Some fragments of pottery have been found in various places on the Island, but I don’t know where they are at present or whether they have been analysed. Aboriginal ceramic or pottery techniques are similar throughout the region. Comb-like punches and corded string were used to impress various designs on the pots, which were round, with a well-defined neck and a base that was usually slightly conical. Here is a scan of an old colour slide from Canada’s Visual History, produced by National Museums and the National Film Board of Canada.

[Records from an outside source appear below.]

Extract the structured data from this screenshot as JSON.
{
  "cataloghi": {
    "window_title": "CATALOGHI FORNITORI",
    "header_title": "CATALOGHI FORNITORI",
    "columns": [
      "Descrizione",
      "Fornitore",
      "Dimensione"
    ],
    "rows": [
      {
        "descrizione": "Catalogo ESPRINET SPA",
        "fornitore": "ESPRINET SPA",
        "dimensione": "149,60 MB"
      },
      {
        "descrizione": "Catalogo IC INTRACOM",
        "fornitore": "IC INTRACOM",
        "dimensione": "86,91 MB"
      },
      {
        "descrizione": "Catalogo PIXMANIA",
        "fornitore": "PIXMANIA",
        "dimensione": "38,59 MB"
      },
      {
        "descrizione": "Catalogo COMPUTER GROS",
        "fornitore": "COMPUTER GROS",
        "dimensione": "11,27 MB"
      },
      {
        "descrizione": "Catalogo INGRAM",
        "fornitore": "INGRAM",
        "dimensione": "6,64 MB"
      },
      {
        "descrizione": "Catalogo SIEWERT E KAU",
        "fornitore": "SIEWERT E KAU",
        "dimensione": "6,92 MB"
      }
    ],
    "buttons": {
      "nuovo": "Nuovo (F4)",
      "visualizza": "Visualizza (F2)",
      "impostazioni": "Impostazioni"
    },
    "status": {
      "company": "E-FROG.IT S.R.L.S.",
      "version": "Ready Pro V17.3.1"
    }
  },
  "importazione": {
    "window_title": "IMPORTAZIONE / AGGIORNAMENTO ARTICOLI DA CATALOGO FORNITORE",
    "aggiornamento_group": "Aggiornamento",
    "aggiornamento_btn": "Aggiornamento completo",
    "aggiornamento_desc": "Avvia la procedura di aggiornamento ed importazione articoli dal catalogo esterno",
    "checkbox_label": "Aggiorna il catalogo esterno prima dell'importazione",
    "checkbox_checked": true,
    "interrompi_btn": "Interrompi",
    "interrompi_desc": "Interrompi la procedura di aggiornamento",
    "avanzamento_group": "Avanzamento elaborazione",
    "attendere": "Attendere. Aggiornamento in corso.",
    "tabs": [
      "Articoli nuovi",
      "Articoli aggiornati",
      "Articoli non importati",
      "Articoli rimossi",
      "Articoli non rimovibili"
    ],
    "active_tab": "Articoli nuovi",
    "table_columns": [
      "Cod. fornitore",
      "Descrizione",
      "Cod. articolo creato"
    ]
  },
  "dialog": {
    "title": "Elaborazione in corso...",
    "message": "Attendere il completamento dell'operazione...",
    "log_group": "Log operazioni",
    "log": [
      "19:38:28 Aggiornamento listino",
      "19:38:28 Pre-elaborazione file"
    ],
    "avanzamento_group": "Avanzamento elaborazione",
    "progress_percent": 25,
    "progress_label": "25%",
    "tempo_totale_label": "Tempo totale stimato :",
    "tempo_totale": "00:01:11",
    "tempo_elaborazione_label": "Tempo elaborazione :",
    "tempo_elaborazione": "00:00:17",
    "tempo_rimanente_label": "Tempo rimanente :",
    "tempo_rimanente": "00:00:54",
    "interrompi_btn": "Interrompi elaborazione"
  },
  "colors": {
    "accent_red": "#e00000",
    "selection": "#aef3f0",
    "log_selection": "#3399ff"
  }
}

There would have been endless supplies of pottery clay (on the Island called brick clay) for the aboriginals to use in the making of pottery. You only have to look at Island houses and churches made of brick in the second half of the 19th Century to see just how vast that supply was. The easiest way to find it was in lenses visible on the eroded sides of fresh-water brooks and streams.
The material culture of the Mi’kmaq in the Island, especially the lithic material, has not been studied in any detail and, at the present, I do not have access to whatever material, if it exists, may throw light on this matter. If I find anything in the time ahead, I will carefully insert it in this section. There are so many questions to be answered.
From time to time I have used photographs that I took 35 years ago of lithic material found by Rolley Jones and which has now happily found its way into the provincial collection. I wish to give credit and thanks to the Prince Edward Island Museum as I post this material in this format. I also wish to acknowledge my debt for the pottery graphic from Canada’s Visual History, produced by National Museums and the National Film Board of Canada.
Denny, Alex et al., “Nova Scotia Micmac Aboriginal Rights Position Paper,” The Micmac News, Vol. 5, No. 12A, Sydney, Cape Breton, Nova Scotia, 1976.
Denys, Nicolas, Concerning the ways of the Indians: Their Customs, Dress, Methods Of Hunting And Fishing and their Amusements , The Nova Scotia Museum, Halifax, 1979.
Swayze, Ken and Robert McGhee, “The Heritage Hills Site and Early Postglacial Occupation of the Ottawa Valley,” Archaeology of Eastern North America, Vol. 39, pp. 131-152, 2011.
Tallavaara, Miikka, Mikael A Manninen, Esa Hertell and Tuija Rankama, “How flakes shatter: a critical evaluation of quartz fracture analysis,” Journal of Archaeological Science, Volume 37, Issue 10, pp. 2442-2448, Academic Press, 2010.
Tuck, James A., Maritime Provinces Prehistory, Canadian Museum of Civilization, 1995